And finally, let’s not forget the western speed limit of 80mph. At best, I can flirt with that, but mostly the car will run all day between 60-70mph except for the dreaded inclines which sap your speed like Sampson’s strength after a haircut. These inclines always manage to show up when you are surrounded by semi’s.
Put all these together and it was a recipe for lesson time for a newbie.
When we got back on I-90 with about 150 miles to go, I once more pulled around my fellow travelers and put the hammer down. (Honestly, in a 2CV a determined look on your face will work just as well.)
I was roaring along, foot on the floor, moving my arms like Fangio trying to stay in my lane as I flew along at 120 kph (American Translation-75mph). Of course, that speed was an occasional peak and mostly I was keeping the needle around 100kph ( between 60-65), still 15-20mph slower that everyone else.
We had both windows open allowing blasts of superheated air to waft noisily over us. It was like sitting in a toaster.
After a while, I had pulled well in front of the other two cars. I was really flying and then after one incline, the car simply stopped going quickly anymore. I remembered Axel telling me how well a 2CV handled when it got a flat. “It’s just as if the engine stops making power. No wiggle or steering issues. It’s just slow.”
That’s what happened to me. At one point I had the engine singing at 110kph (about 70mph) and the next moment I couldn’t get it to go faster than 80kph (about 50mph).
I calmly told my daughter that we might have a problem and that I would pull over at the next rise. So, there I am on the shoulder with gusty hot winds blowing me about while trucks and cars went hurtling by. I quickly checked the tires and they all seemed fine. I got back in the car and when there was an opening got back on the highway, but Marcel just wouldn’t go. I was sure I had broken something and kept driving until I got to a rest stop and could pull off.
I checked the tires again, then opened the hood and looked at the motor…looked fine, no issues, nothing dropping underneath the car…oil level was good, so I figured I had no choice but to go on, which I did.
After a while the car started to sing again but I didn’t push it too much. Without any further issues we finally pulled off at Mitchell and found Axel, Walli and Kiki waiting for us. They were confused by not finding us there ahead of them and I told them what happened. Axel got a big laugh out of it. He said it happened to him too! He was doing 120kph and then could barely make 80kph, but that’s what happens when the gusty winds change direction and hit you head on!
Another lesson learned. I had been so busy fighting the wind and grooved highway, while baking that I hadn’t even thought of the obvious.

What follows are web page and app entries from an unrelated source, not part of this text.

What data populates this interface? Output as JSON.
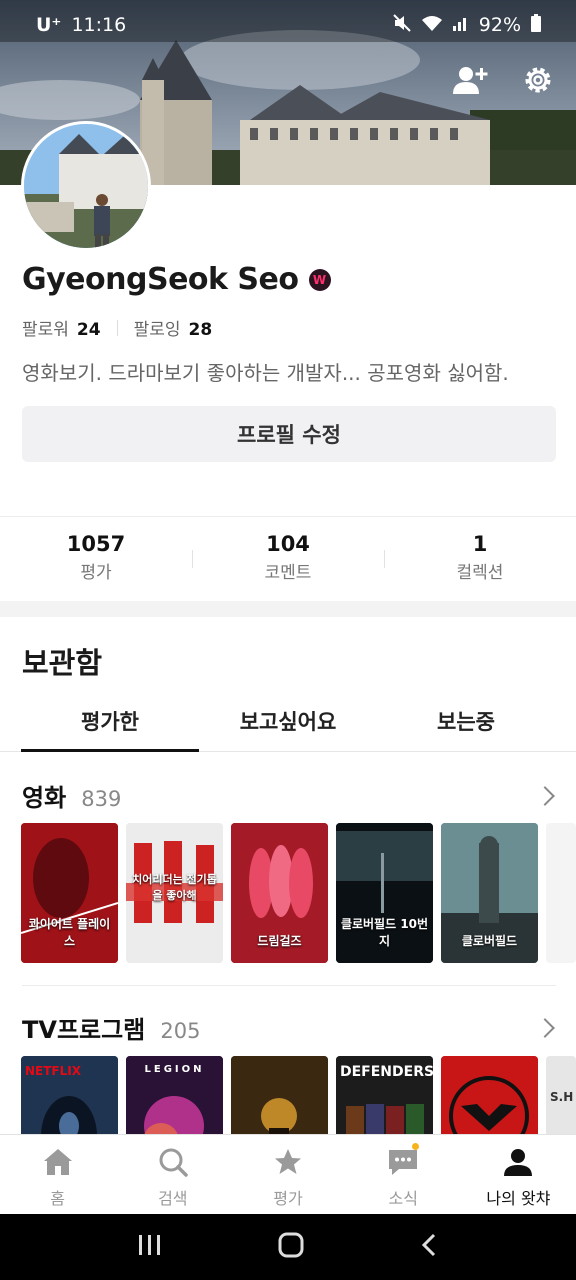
{
  "status_bar": {
    "carrier": "U⁺",
    "time": "11:16",
    "battery": "92%"
  },
  "profile": {
    "name": "GyeongSeok Seo",
    "badge": "W",
    "followers_label": "팔로워",
    "followers_count": "24",
    "following_label": "팔로잉",
    "following_count": "28",
    "bio": "영화보기. 드라마보기 좋아하는 개발자... 공포영화 싫어함.",
    "edit_button": "프로필 수정"
  },
  "stats": [
    {
      "value": "1057",
      "label": "평가"
    },
    {
      "value": "104",
      "label": "코멘트"
    },
    {
      "value": "1",
      "label": "컬렉션"
    }
  ],
  "archive": {
    "title": "보관함",
    "tabs": [
      "평가한",
      "보고싶어요",
      "보는중"
    ]
  },
  "sections": {
    "movies": {
      "title": "영화",
      "count": "839",
      "posters": [
        {
          "text": "콰이어트 플레이스",
          "color": "#b3151b"
        },
        {
          "text": "치어리더는 전기톱을 좋아해",
          "color": "#e8e8e8"
        },
        {
          "text": "드림걸즈",
          "color": "#8e1822"
        },
        {
          "text": "클로버필드 10번지",
          "color": "#0c1115"
        },
        {
          "text": "클로버필드",
          "color": "#5b7d80"
        },
        {
          "text": "",
          "color": "#f4f4f4"
        }
      ]
    },
    "tv": {
      "title": "TV프로그램",
      "count": "205",
      "posters": [
        {
          "text": "NETFLIX",
          "color": "#1c2a3d"
        },
        {
          "text": "LEGION",
          "color": "#2a1432"
        },
        {
          "text": "",
          "color": "#3b2a12"
        },
        {
          "text": "DEFENDERS",
          "color": "#1b1b1b"
        },
        {
          "text": "",
          "color": "#c81616"
        },
        {
          "text": "S.H",
          "color": "#e6e6e6"
        }
      ]
    }
  },
  "bottom_nav": [
    {
      "label": "홈",
      "icon": "home-icon"
    },
    {
      "label": "검색",
      "icon": "search-icon"
    },
    {
      "label": "평가",
      "icon": "star-icon"
    },
    {
      "label": "소식",
      "icon": "news-icon"
    },
    {
      "label": "나의 왓챠",
      "icon": "profile-icon"
    }
  ],
  "colors": {
    "accent": "#f6b41a",
    "badge": "#ff2f6e"
  }
}
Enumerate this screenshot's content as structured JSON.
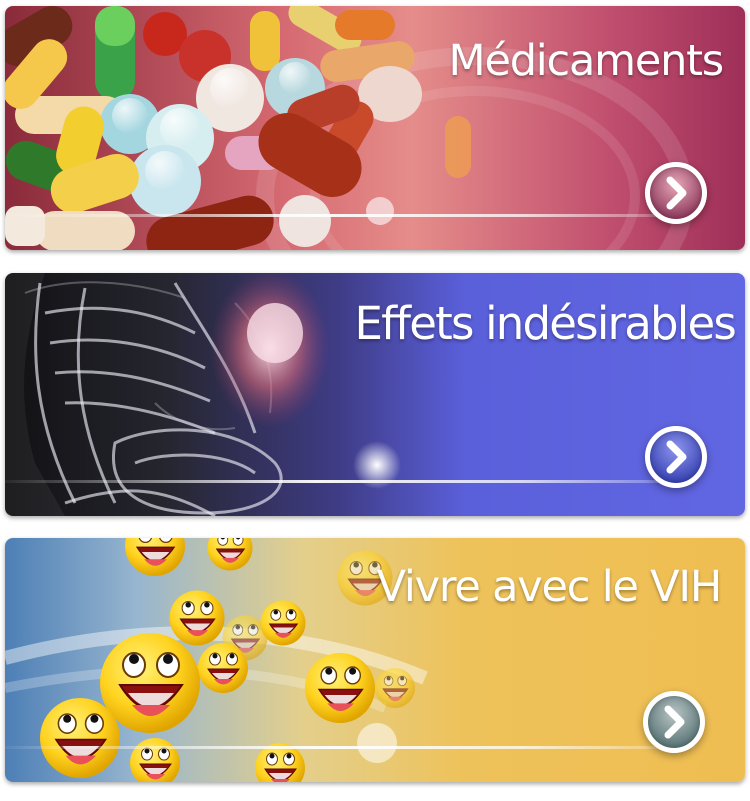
{
  "cards": [
    {
      "title": "Médicaments",
      "icon": "chevron-right-icon"
    },
    {
      "title": "Effets indésirables",
      "icon": "chevron-right-icon"
    },
    {
      "title": "Vivre avec le VIH",
      "icon": "chevron-right-icon"
    }
  ],
  "colors": {
    "medicaments_accent": "#c04e6e",
    "effets_accent": "#5a5fda",
    "vih_accent": "#efbe52"
  }
}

Anyway, after 6 days we’re becoming quite the Citroën road warriors and look forward to picking up Axel’s wife, Uschi, tomorrow in Minneapolis for the last half of our run to Rendezvous 2017 in Saratoga Springs.
[Read the story about the complete trip here.]